It was 9:30 p.m. on Mother’s Day. And I was tired.
Tired from a very wonderful but very busy weekend of spending time with family and friends. The late nights and early mornings had left me zapped.
Sunday afternoon, I flew back to TN with Kaitlynn and Silas (Jesse had stayed behind to wrap up a few final loose ends in KS and then drove our second car back with Kathrynne). Gratefully, our flights were uneventful and I was so happy to be back in TN.
But then I couldn’t find the car. Jesse had dropped us off at the airport door on Friday morning and then parked the car. He’d taken pictures of where he parked and had written down directions, but there I stood at 10 p.m. with two children, luggage, and no car.
I tried following the directions he gave me, but I ended up going on a wild goose chase all over Long Term Parking (that’s not surprising seeing as I’m not great with directions!).
I called Jesse and he tried to walk me through the directions again, but something was off somewhere and I wasn’t finding anything remotely close to our car, no matter how hard I looked. (Later on, we realized he’d accidentally told me to turn right instead of left at one point — which had completely thrown off the directions!)
Remember what I’d said about choosing joy? Well, um, that wasn’t going so well.
In fact, I was frustrated. It was late. It’d been a long day. My arms were tired from lugging around a heavy suitcase and bag. And everyone’s patience was waning.
Finally, we retraced our steps again, Jesse and I went over the directions with a fine-toothed comb on the phone together, and we figured out the wrong turn I’d taken, and we made it to the car.
I breathed a sigh of relief, but I was still feeling stressed and irritable. I pulled up to the booth to pay for parking and it was as if there were an angel in that booth. I kid you not.
The man in the booth looked at me and must have been able to tell that underneath my smile, there was stress and exhaustion. He looked at me and said so genuinely, “Happy Mother’s Day! It’s been a long day, hasn’t it? You need to make sure to take care of yourself as a mom. I can tell you’re such a good mom.”
He had no idea how I was feeling or how frazzled I felt at the moment, but his words were exactly what I needed to hear. I pulled away from that booth with a much lighter heart and a true smile on my face.
And his simple words reminded me of how much words of encouragement can mean to others. He could have just taken my money and said, “Have a good day!” But he didn’t.
This nameless stranger whom I’ll probably never meet again, took time out of his day to look me in the eye and give heartfelt encouragement.
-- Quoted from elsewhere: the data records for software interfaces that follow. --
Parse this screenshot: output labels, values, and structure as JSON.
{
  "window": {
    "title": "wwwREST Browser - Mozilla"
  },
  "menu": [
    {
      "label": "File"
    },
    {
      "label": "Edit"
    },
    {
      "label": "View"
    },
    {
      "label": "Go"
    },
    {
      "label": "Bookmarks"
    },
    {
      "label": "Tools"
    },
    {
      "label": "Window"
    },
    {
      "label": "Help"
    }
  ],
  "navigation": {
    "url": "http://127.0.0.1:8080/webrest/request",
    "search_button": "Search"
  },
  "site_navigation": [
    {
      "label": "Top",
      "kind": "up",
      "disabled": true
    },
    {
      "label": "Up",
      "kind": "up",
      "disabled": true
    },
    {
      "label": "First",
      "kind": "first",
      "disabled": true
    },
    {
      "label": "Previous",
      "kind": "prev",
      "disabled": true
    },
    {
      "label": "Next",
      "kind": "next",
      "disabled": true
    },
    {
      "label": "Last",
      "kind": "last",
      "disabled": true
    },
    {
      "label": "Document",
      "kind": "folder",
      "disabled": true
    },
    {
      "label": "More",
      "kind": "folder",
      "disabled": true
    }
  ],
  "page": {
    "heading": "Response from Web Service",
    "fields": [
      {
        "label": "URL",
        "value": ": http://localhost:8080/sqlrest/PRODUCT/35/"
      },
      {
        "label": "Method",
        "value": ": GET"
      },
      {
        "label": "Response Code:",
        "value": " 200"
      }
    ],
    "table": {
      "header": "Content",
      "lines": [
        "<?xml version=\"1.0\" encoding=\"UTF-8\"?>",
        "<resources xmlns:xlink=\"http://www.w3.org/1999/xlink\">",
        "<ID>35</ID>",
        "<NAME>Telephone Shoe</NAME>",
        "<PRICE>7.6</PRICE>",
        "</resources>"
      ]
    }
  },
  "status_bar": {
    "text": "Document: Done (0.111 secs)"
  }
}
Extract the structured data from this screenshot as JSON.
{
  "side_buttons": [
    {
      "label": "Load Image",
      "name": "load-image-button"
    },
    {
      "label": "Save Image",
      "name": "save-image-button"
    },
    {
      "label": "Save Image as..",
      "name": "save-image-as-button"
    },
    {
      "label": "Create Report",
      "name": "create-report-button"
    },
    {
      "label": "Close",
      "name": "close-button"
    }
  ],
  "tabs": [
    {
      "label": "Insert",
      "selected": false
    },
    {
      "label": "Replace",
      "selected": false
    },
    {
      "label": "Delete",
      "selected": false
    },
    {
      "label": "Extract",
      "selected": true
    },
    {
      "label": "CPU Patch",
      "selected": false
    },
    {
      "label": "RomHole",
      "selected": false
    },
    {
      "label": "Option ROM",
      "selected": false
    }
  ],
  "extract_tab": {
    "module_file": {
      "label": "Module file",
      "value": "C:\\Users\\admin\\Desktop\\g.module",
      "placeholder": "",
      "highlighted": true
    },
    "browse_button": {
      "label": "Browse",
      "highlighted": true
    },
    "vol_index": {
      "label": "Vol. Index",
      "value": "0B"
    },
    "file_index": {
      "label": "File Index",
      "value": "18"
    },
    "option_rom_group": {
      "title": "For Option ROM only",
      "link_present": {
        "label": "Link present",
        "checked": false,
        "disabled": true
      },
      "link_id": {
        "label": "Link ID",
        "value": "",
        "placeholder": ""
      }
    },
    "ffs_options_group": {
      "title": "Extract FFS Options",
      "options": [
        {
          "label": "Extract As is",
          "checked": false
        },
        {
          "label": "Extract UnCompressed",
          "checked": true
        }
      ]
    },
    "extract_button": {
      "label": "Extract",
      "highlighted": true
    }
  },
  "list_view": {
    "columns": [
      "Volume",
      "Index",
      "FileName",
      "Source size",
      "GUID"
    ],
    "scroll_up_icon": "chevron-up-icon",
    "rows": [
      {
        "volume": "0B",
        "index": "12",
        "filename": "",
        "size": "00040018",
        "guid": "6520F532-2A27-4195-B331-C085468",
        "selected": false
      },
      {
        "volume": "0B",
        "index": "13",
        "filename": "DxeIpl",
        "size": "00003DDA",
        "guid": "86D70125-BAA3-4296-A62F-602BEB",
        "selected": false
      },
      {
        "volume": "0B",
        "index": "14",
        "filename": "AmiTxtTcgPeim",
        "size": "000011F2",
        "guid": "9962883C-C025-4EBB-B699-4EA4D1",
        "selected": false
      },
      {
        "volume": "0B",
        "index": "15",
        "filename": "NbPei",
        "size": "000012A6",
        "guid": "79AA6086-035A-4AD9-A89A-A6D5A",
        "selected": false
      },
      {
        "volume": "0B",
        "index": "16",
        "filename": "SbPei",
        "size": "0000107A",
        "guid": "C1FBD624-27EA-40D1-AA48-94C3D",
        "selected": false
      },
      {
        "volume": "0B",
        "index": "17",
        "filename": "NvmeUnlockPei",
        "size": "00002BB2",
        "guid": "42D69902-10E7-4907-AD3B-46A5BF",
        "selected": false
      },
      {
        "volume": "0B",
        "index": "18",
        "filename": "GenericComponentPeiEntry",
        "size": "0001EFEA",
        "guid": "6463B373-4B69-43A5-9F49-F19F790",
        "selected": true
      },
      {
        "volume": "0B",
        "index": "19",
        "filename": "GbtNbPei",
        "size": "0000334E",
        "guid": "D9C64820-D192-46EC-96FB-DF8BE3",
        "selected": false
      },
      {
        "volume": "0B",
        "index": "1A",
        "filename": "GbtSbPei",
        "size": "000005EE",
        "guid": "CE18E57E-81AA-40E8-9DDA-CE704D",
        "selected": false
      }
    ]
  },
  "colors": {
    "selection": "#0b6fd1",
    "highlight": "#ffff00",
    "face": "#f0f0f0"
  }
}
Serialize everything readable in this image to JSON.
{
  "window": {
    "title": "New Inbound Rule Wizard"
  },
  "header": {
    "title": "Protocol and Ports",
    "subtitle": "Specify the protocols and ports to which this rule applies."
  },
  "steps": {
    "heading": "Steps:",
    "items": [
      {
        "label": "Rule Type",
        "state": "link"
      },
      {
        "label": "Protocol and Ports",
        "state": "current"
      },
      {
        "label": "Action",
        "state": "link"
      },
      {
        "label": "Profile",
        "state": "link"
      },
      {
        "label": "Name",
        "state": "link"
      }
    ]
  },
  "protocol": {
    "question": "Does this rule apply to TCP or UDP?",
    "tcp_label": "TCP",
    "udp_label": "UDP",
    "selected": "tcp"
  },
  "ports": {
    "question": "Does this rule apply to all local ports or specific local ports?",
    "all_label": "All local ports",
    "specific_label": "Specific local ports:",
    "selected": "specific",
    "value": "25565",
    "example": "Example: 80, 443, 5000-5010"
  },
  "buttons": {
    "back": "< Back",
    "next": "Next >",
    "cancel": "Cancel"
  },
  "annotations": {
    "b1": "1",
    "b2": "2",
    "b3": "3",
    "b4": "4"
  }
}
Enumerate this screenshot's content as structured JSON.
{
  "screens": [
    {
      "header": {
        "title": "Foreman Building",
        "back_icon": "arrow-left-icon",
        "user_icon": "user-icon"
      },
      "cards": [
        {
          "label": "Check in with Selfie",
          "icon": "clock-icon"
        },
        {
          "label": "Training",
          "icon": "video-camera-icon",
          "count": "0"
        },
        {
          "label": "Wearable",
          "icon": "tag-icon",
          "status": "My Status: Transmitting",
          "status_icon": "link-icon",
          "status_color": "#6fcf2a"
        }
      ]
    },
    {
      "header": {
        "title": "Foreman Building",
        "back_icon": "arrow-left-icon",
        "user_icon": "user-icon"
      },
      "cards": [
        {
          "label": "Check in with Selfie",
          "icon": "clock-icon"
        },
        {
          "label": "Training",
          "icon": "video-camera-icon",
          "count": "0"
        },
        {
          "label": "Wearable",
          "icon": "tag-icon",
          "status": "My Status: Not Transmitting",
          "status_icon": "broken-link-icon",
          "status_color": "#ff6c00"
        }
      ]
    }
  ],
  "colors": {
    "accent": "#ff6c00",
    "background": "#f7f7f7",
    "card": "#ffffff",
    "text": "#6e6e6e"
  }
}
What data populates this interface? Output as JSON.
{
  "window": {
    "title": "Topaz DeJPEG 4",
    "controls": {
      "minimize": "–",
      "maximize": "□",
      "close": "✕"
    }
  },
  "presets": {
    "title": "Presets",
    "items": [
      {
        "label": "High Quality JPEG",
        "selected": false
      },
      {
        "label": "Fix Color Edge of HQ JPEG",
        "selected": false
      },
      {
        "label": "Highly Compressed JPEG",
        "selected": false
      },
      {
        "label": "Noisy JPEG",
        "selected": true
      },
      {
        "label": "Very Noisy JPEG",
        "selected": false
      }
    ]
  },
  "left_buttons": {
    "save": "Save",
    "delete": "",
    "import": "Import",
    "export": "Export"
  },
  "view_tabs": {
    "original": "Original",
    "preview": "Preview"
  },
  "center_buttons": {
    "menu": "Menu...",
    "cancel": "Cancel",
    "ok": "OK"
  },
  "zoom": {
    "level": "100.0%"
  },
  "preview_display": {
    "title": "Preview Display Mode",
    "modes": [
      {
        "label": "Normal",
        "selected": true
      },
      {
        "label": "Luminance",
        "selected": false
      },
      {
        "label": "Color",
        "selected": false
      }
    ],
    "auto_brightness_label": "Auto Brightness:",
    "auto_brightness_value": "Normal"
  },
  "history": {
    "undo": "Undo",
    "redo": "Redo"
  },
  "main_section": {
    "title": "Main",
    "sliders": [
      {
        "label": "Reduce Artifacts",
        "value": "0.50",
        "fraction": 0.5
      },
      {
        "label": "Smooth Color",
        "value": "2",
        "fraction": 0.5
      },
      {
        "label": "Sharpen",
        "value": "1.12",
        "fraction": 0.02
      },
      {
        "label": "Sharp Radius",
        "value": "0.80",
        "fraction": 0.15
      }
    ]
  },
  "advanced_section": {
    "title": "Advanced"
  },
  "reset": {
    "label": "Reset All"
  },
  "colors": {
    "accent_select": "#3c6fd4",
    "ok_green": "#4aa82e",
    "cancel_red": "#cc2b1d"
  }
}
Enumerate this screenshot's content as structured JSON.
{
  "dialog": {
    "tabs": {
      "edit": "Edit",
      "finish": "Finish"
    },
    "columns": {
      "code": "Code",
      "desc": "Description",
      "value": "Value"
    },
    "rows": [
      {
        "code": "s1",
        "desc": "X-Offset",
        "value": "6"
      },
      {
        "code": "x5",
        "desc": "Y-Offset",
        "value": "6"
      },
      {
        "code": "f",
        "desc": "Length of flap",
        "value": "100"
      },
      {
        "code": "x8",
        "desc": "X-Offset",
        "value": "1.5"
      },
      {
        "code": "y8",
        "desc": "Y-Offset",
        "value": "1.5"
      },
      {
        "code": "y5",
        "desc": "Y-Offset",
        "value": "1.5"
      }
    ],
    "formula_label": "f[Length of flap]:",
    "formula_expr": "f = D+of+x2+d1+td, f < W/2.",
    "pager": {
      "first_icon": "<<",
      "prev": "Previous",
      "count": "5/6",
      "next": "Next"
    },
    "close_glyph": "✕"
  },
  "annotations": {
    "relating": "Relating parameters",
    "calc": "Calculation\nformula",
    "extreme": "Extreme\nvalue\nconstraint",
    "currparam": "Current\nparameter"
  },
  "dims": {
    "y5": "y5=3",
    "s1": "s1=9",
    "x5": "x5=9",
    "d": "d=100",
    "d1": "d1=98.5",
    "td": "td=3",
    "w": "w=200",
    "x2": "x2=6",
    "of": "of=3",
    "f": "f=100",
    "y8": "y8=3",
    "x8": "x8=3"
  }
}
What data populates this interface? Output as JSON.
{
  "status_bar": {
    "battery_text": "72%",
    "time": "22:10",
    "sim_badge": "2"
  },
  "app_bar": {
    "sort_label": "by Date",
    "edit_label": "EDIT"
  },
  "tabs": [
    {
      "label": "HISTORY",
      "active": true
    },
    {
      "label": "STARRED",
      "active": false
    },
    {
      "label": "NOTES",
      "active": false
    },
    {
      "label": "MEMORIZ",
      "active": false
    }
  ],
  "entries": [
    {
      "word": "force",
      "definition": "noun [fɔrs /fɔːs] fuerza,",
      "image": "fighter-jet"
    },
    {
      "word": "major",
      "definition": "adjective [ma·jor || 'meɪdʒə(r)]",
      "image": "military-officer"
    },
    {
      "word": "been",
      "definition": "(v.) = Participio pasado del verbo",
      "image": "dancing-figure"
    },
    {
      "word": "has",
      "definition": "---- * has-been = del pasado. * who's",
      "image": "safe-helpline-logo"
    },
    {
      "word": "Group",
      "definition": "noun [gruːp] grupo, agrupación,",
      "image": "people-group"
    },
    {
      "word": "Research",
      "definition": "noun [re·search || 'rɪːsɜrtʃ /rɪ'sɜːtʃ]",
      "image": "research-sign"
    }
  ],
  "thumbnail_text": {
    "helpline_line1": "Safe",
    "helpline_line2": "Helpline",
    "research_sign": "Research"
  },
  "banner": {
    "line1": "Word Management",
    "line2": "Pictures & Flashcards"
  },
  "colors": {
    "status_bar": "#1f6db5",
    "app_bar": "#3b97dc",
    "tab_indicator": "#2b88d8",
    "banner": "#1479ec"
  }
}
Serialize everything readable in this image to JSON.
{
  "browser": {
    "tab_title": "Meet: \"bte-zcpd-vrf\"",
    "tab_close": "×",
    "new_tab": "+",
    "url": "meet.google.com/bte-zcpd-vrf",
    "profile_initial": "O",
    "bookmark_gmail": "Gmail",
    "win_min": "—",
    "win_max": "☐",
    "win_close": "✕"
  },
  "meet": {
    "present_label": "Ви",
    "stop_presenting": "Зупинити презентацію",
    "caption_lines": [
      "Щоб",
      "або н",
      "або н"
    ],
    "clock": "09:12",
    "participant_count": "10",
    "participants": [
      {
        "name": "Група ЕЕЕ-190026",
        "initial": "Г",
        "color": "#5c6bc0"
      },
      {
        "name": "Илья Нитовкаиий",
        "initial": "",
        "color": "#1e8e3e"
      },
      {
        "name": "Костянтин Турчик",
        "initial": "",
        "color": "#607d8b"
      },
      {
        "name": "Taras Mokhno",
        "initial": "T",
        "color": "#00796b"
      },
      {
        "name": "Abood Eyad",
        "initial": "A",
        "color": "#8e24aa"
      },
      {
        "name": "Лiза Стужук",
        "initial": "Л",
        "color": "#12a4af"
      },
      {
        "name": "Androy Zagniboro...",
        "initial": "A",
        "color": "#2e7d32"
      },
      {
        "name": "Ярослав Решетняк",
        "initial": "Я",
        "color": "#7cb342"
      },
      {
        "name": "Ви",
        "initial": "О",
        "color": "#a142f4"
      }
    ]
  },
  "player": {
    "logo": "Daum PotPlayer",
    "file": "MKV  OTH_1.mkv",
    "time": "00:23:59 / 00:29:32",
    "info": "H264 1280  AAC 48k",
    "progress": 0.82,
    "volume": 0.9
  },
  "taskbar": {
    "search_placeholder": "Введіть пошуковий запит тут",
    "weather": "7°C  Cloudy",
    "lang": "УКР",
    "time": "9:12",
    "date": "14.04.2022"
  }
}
Let’s never be too busy to stop and encourage others. Even just a simple and short sentence could lift someone’s spirits far beyond what you could ever imagine.
“Be an encourager. The world has plenty of critics already.”